And she used to work in Jewish Archives, and she found the most brilliant story of a couple, man and a woman who arrived at Ellis Island. And they used to sort of strip them to check their clothes for lice, or whatever. And on inspection, when they stripped them, the husband was found to be, according to the people who stripped them, a woman, and they sort of were like Hmmm. But they did an interview, Let’s talk to you about this. And after some conversation, they were like, No you’re a man, yeah, 100% you’re a man. So they signed him into the country and gave him his papers as a man and that was that.
And it’s amazing what people are able to see and understand about the world if nobody has ever taught them that they ought to be politically seeing something different. So these stories were out there, but also you can make them up for yourself.
You know that people like us just didn’t turn up from nowhere, there’s been all sorts of people doing different things throughout history, so if you can’t find it, make it up.
GG: We talk a lot about the notion of mortality, actually you go on to recommend it, because it gives you a bit of perspective, and I think there’s something about books, there’s something about films, that preserve life, in a way that actually becomes these treasures, that we have that nobody can take away. It helps that Rachel Weisz is also helping.
On that note, I would like to thank Naomi Alderman, waiting for her The Power to become a film. This is clearly a mover and a shaker and tell your friends of course, to come and watch it here at the Barbican.
NA: Cos apparently that’s quite important that opening weekend, they tell me!
GG: It’s crucial!
EJ: Thank you for listening to this Barbican ScreenTalk on Disobedience, with novelist Naomi Alderman. You might be interested to know that her fifth and probably most famous novel, feminist sci-fi The Power, is also currently being adapted for the screen. The Barbican ScreenTalks Archive is full of shifting perspectives on timeless classics and hints at further viewing.
If you’d like to hear more and support Barbican Cinema, please rate and subscribe to this podcast via Apple podcasts, Acast or your usual podcast providers or visit barbican.org.uk.
We'd also love to hear from you on the films featured in this series or anything else cinema related. You can find us on social media @BarbicanCentre.

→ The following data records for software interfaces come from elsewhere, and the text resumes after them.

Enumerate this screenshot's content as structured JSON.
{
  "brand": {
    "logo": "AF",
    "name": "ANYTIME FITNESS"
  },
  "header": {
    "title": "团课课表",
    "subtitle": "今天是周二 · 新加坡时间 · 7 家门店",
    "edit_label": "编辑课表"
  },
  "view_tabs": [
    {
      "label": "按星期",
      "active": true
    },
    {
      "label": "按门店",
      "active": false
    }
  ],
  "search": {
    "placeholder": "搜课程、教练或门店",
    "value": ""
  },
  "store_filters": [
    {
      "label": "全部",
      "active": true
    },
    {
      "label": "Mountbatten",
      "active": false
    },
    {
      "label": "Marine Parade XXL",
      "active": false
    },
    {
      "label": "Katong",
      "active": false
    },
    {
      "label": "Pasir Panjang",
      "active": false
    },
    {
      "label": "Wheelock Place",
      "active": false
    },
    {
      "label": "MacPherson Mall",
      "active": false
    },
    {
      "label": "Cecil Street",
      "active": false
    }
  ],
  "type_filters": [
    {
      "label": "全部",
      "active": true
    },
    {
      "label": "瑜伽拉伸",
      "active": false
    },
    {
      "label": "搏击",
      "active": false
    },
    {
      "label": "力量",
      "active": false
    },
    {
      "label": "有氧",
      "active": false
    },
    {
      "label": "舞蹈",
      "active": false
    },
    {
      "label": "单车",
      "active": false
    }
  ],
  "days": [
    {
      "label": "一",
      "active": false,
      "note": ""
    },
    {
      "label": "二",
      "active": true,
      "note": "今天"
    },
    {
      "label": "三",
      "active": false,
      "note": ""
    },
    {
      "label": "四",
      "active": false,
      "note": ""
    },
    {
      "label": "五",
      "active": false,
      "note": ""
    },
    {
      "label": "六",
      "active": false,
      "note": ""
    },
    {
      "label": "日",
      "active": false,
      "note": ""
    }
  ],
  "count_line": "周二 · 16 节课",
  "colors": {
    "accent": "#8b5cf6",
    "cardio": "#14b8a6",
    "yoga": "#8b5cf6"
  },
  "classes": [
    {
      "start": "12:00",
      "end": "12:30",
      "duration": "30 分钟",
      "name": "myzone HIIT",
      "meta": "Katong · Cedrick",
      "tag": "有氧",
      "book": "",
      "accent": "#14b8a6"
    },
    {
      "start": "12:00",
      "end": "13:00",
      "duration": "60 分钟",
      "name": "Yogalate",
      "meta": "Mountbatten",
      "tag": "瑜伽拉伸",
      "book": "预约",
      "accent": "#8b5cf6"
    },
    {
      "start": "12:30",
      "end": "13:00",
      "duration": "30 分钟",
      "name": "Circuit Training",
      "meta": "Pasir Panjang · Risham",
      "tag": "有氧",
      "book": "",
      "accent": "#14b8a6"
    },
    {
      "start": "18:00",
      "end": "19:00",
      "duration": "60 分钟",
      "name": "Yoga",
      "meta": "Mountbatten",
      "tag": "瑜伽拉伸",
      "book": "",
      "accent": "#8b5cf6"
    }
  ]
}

Barbican ScreenTalks Archive is presented by me, Ellen E Jones and produced by Jane long for Loftus Media.
We’ll be back next time with the final episode in this current series, a frank and hilarious discussion with actor Richard E Grant, about the film for which he received his first Oscar nod, Can You Ever Forgive Me? Until then, be well and goodbye.